**WHAT THIS TASK INVOLVES**
When a line of the records contains "develop", copy it.

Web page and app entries
◆ ◆ ◆ ◆

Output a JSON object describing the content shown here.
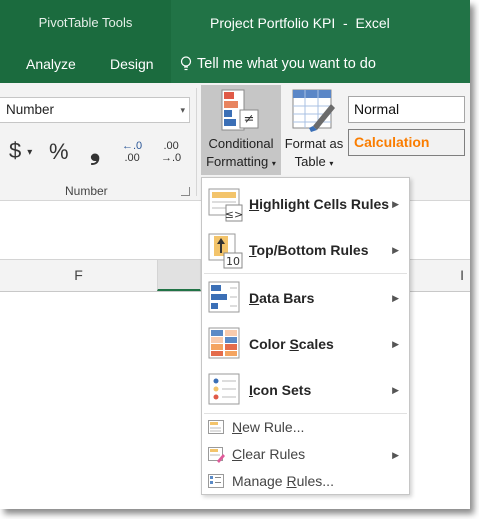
{
  "titlebar": {
    "context_tools": "PivotTable Tools",
    "window_title": "Project Portfolio KPI  -  Excel",
    "accent": "#217346"
  },
  "tabs": [
    {
      "label": "Analyze"
    },
    {
      "label": "Design"
    }
  ],
  "tell_me": "Tell me what you want to do",
  "ribbon": {
    "number_format": "Number",
    "currency_symbol": "$",
    "percent_symbol": "%",
    "comma_symbol": "❟",
    "inc_decimal_top": "←.0",
    "inc_decimal_bottom": ".00",
    "dec_decimal_top": ".00",
    "dec_decimal_bottom": "→.0",
    "number_group_label": "Number",
    "conditional_formatting_line1": "Conditional",
    "conditional_formatting_line2": "Formatting",
    "format_as_table_line1": "Format as",
    "format_as_table_line2": "Table",
    "cell_styles": [
      {
        "label": "Normal"
      },
      {
        "label": "Calculation",
        "color": "#fa7d00"
      }
    ]
  },
  "columns": {
    "f": "F",
    "i": "I"
  },
  "menu": {
    "big_items": [
      {
        "icon": "highlight-cells-rules-icon",
        "label": "Highlight Cells Rules",
        "underline_index": 0
      },
      {
        "icon": "top-bottom-rules-icon",
        "label": "Top/Bottom Rules",
        "underline_index": 0
      },
      {
        "icon": "data-bars-icon",
        "label": "Data Bars",
        "underline_index": 0
      },
      {
        "icon": "color-scales-icon",
        "label": "Color Scales",
        "underline_index": 6
      },
      {
        "icon": "icon-sets-icon",
        "label": "Icon Sets",
        "underline_index": 0
      }
    ],
    "small_items": [
      {
        "icon": "new-rule-icon",
        "label": "New Rule...",
        "underline_index": 0
      },
      {
        "icon": "clear-rules-icon",
        "label": "Clear Rules",
        "underline_index": 0
      },
      {
        "icon": "manage-rules-icon",
        "label": "Manage Rules...",
        "underline_index": 7
      }
    ]
  }
}
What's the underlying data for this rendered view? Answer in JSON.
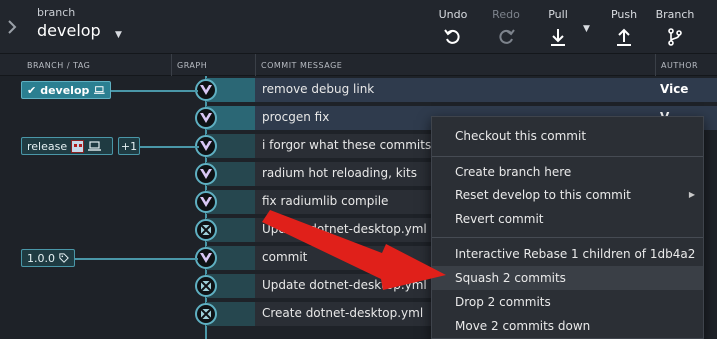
{
  "toolbar": {
    "branch_caption": "branch",
    "branch_name": "develop",
    "buttons": {
      "undo": "Undo",
      "redo": "Redo",
      "pull": "Pull",
      "push": "Push",
      "branch": "Branch"
    }
  },
  "columns": {
    "branch_tag": "BRANCH / TAG",
    "graph": "GRAPH",
    "message": "COMMIT MESSAGE",
    "author": "AUTHOR"
  },
  "tags": {
    "develop": "develop",
    "release": "release",
    "plus_count": "+1",
    "version": "1.0.0"
  },
  "commits": [
    {
      "message": "remove debug link",
      "author": "Vice"
    },
    {
      "message": "procgen fix",
      "author": "V"
    },
    {
      "message": "i forgor what these commits do",
      "author": ""
    },
    {
      "message": "radium hot reloading, kits",
      "author": ""
    },
    {
      "message": "fix radiumlib compile",
      "author": ""
    },
    {
      "message": "Update dotnet-desktop.yml",
      "author": ""
    },
    {
      "message": "commit",
      "author": ""
    },
    {
      "message": "Update dotnet-desktop.yml",
      "author": ""
    },
    {
      "message": "Create dotnet-desktop.yml",
      "author": ""
    }
  ],
  "context_menu": {
    "checkout": "Checkout this commit",
    "create_branch": "Create branch here",
    "reset": "Reset develop to this commit",
    "revert": "Revert commit",
    "interactive_rebase": "Interactive Rebase 1 children of 1db4a2",
    "squash": "Squash 2 commits",
    "drop": "Drop 2 commits",
    "move_down": "Move 2 commits down"
  },
  "colors": {
    "accent": "#4a97a8",
    "annotation_arrow": "#e0201a"
  }
}
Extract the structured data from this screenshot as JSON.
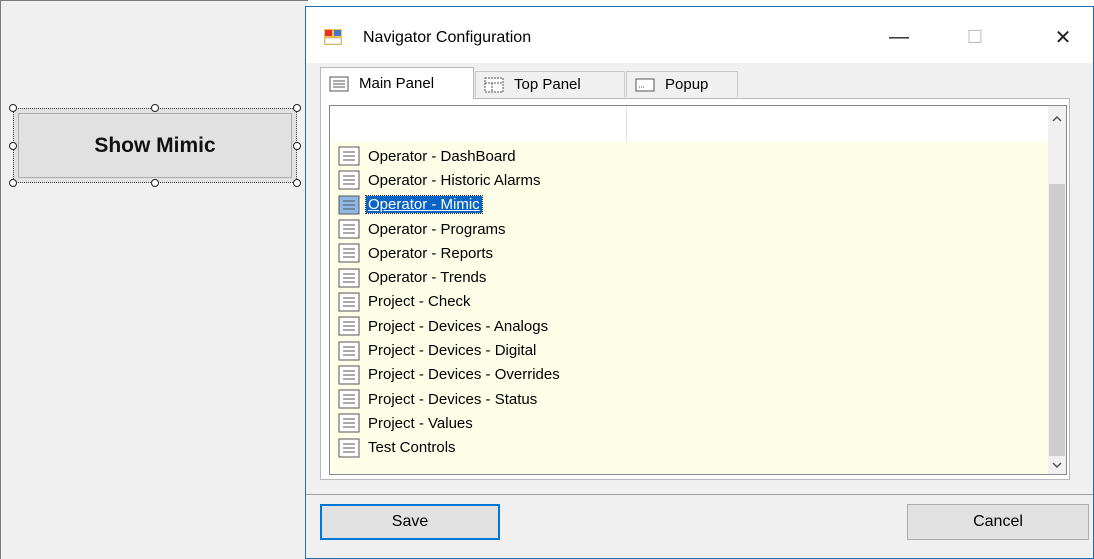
{
  "designer": {
    "button_label": "Show Mimic"
  },
  "dialog": {
    "title": "Navigator Configuration",
    "controls": {
      "minimize": "—",
      "maximize": "☐",
      "close": "✕"
    },
    "tabs": [
      {
        "label": "Main Panel",
        "icon": "list-icon",
        "active": true
      },
      {
        "label": "Top Panel",
        "icon": "layout-icon",
        "active": false
      },
      {
        "label": "Popup",
        "icon": "popup-icon",
        "active": false
      }
    ],
    "items": [
      {
        "label": "Operator - DashBoard"
      },
      {
        "label": "Operator - Historic Alarms"
      },
      {
        "label": "Operator - Mimic",
        "selected": true
      },
      {
        "label": "Operator - Programs"
      },
      {
        "label": "Operator - Reports"
      },
      {
        "label": "Operator - Trends"
      },
      {
        "label": "Project - Check"
      },
      {
        "label": "Project - Devices - Analogs"
      },
      {
        "label": "Project - Devices - Digital"
      },
      {
        "label": "Project - Devices - Overrides"
      },
      {
        "label": "Project - Devices - Status"
      },
      {
        "label": "Project - Values"
      },
      {
        "label": "Test Controls"
      }
    ],
    "save_label": "Save",
    "cancel_label": "Cancel"
  },
  "colors": {
    "selection": "#0a64c8",
    "list_background": "#fdfde8",
    "default_button_border": "#0078d7"
  }
}
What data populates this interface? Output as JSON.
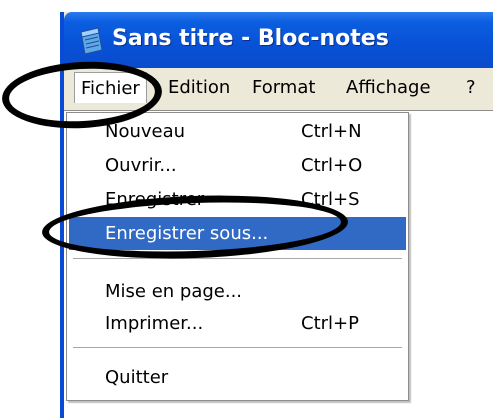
{
  "window": {
    "title": "Sans titre - Bloc-notes",
    "icon": "notepad-icon",
    "titlebar_color": "#0851d6"
  },
  "menubar": {
    "items": [
      {
        "label": "Fichier",
        "active": true
      },
      {
        "label": "Edition"
      },
      {
        "label": "Format"
      },
      {
        "label": "Affichage"
      },
      {
        "label": "?"
      }
    ]
  },
  "file_menu": {
    "items": [
      {
        "label": "Nouveau",
        "shortcut": "Ctrl+N"
      },
      {
        "label": "Ouvrir...",
        "shortcut": "Ctrl+O"
      },
      {
        "label": "Enregistrer",
        "shortcut": "Ctrl+S"
      },
      {
        "label": "Enregistrer sous...",
        "shortcut": "",
        "highlighted": true
      },
      {
        "label": "Mise en page...",
        "shortcut": ""
      },
      {
        "label": "Imprimer...",
        "shortcut": "Ctrl+P"
      },
      {
        "label": "Quitter",
        "shortcut": ""
      }
    ],
    "highlight_color": "#316ac5"
  },
  "annotations": {
    "oval_color": "#000000",
    "circled_items": [
      "Fichier",
      "Enregistrer sous..."
    ]
  }
}
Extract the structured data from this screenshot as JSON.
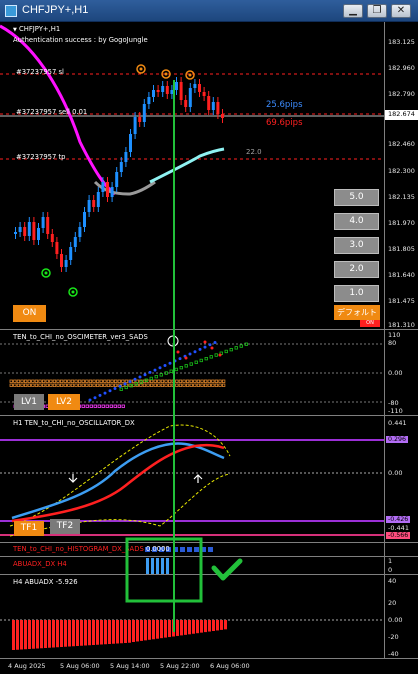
{
  "window": {
    "title": "CHFJPY+,H1",
    "minimize": "▁",
    "restore": "❐",
    "close": "✕"
  },
  "main": {
    "symbol_label": "CHFJPY+,H1",
    "auth_text": "Authentication success : by GogoJungle",
    "sl_label": "#37237957 sl",
    "sell_label": "#37237957 sell 0.01",
    "tp_label": "#37237957 tp",
    "pips_upper": "25.6pips",
    "pips_lower": "69.6pips",
    "level_value": "22.0",
    "current_price": "182.674",
    "price_axis": [
      "183.125",
      "182.960",
      "182.790",
      "182.460",
      "182.300",
      "182.135",
      "181.970",
      "181.805",
      "181.640",
      "181.475",
      "181.310"
    ],
    "lot_buttons": [
      "5.0",
      "4.0",
      "3.0",
      "2.0",
      "1.0"
    ],
    "on_button": "ON",
    "default_button": "デフォルト",
    "default_marker": "ON"
  },
  "osc1": {
    "title": "TEN_to_CHI_no_OSCIMETER_ver3_SADS",
    "axis": [
      "110",
      "80",
      "0.00",
      "-80",
      "-110"
    ],
    "lv1": "LV1",
    "lv2": "LV2"
  },
  "osc2": {
    "title": "H1 TEN_to_CHI_no_OSCILLATOR_DX",
    "axis": [
      "0.441",
      "0.00",
      "-0.441"
    ],
    "tag_upper": "0.296",
    "tag_lower1": "-0.426",
    "tag_lower2": "-0.566",
    "tf1": "TF1",
    "tf2": "TF2"
  },
  "hist": {
    "title": "TEN_to_CHI_no_HISTOGRAM_DX_SADS",
    "value": "0.0000",
    "axis": [
      "1",
      "-1"
    ]
  },
  "abuadx_h4": {
    "title": "ABUADX_DX H4",
    "axis": [
      "1",
      "0"
    ]
  },
  "abuadx": {
    "title": "H4 ABUADX",
    "value": "-5.926",
    "axis": [
      "40",
      "20",
      "0.00",
      "-20",
      "-40"
    ]
  },
  "date_axis": [
    "4 Aug 2025",
    "5 Aug 06:00",
    "5 Aug 14:00",
    "5 Aug 22:00",
    "6 Aug 06:00"
  ],
  "colors": {
    "bull": "#1e90ff",
    "bear": "#ff2020",
    "accent": "#f08a12",
    "annotation": "#22c03a"
  }
}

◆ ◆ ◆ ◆

**PROBLEM SOLUTION**
    "branch_name": "develop",
    "develop": "develop",
    "reset": "Reset develop to this commit",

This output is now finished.